She was raised in a man's world, never picturing herself in the spaces men occupied. "Girls didn't get bat mitzvahs," Jacky Rosen says. "My young self certainly couldn't have imagined becoming a synagogue president." But decades later--after leaving behind a computer programming career to care for her aging parents and in-laws--she took charge of Congregation Ner Tamid, the largest synagogue in Nevada. It was her first elected office.
For three years, Rosen managed a $2.5 million budget, helped lead fundraising efforts and spearheaded the building's transition to solar energy. Most importantly, she learned how to listen with intent--to really listen. It was a demanding position, and her talents were noticed: In 2015, U.S. Senate minority leader Harry Reid personally reached out to Rosen to encourage her to run for the U.S. House of Representatives in Nevada's 3rd, a swing district represented by a Republican. Although the Las Vegas Review-Journal described her as "a political unknown" with "zero political experience," Rosen won the Democratic primary with 62 percent of the vote. In the general election, with a 1 percent margin, she won her second elected office.
Now, at age 60, Rosen is going for her third: a seat in the U.S. Senate. The stakes are high, as Democrats risk losing the House seat she is vacating. But if she wins, she could help Democrats take back the Senate, where they need to pick up three seats. Rosen's opponent, Dean Heller, is considered vulnerable: He is the only Republican senator up for reelection from a state that voted for Hillary Clinton for president.
Rosen is one of more than 50 women, up from 25 at this point in 2016, who are expected to run for Senate this year, according to Rutgers' Center for American Women and Politics.
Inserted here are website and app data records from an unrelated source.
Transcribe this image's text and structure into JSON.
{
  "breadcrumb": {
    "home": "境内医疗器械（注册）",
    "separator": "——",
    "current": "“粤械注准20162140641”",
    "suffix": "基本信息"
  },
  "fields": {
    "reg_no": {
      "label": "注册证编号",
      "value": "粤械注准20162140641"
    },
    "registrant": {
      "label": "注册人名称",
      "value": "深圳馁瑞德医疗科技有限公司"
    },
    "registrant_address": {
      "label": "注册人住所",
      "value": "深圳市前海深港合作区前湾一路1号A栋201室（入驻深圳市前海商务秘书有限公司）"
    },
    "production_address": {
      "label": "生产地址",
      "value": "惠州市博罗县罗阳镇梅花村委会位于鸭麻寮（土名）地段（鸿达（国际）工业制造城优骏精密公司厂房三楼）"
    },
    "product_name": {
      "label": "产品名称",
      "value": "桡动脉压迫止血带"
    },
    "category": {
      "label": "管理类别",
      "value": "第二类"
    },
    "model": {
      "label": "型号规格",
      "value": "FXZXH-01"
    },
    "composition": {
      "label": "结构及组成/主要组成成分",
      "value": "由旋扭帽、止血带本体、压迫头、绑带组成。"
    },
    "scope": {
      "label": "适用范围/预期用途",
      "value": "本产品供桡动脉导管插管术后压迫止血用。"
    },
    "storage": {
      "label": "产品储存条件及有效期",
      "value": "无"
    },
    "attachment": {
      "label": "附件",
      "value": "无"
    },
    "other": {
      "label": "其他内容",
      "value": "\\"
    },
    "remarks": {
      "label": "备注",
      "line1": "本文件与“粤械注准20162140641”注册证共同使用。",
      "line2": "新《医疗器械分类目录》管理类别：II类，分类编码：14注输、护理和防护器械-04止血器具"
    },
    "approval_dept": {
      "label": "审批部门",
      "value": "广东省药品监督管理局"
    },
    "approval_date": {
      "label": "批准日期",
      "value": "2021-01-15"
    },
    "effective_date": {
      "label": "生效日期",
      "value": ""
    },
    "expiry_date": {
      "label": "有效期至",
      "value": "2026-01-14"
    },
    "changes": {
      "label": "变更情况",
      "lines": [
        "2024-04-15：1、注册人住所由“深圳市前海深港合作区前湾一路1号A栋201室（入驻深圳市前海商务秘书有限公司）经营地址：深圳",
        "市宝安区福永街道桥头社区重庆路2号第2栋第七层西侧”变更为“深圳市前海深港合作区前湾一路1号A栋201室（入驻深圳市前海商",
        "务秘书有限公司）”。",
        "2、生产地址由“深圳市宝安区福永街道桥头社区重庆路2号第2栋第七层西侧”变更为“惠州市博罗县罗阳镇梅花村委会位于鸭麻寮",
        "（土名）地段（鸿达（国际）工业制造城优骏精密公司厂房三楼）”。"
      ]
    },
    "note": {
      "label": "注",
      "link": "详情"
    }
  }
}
In the House of Representatives, more than 430 women are likely to toss their hats into the ring, up from 215. These are record-setting numbers, higher than any other year in U.S. history. Since the 2016 election, Emily's List, which supports Democratic women running for office, has received inquiries from 34,000 women--up from around 900 in the previous election cycle.
Most of these women are Democrats, and many have stories like Rosen's. First came the initial disappointment after Clinton's loss to Donald Trump, and then the collective outrage fueled by the Women's March in January 2017. Then came the #MeToo movement, elevating sexual assault prevention from the realm of tired office seminars to something that the powerful are forced to reckon with. Spurred on by these moments, thousands of women were inspired to seek elected office, says American University's Pamela Nadell, who specializes in women's history and American Jewish history. "We're seeing a new cycle, a new wave--and it dates to the election."
Although no official tally exists, many of these candidates are Jewish. Their backgrounds and ages vary, but a significant number, such as Rosen, received their political education in Jewish institutions. Working at the intersection of public service, public policy and public relations, they learned the skills vital for campaigns. "They have the knowledge, the credentials and the motivation to be policymakers," says Ann Lewis, White House communications director under President Bill Clinton and a senior adviser during Hillary...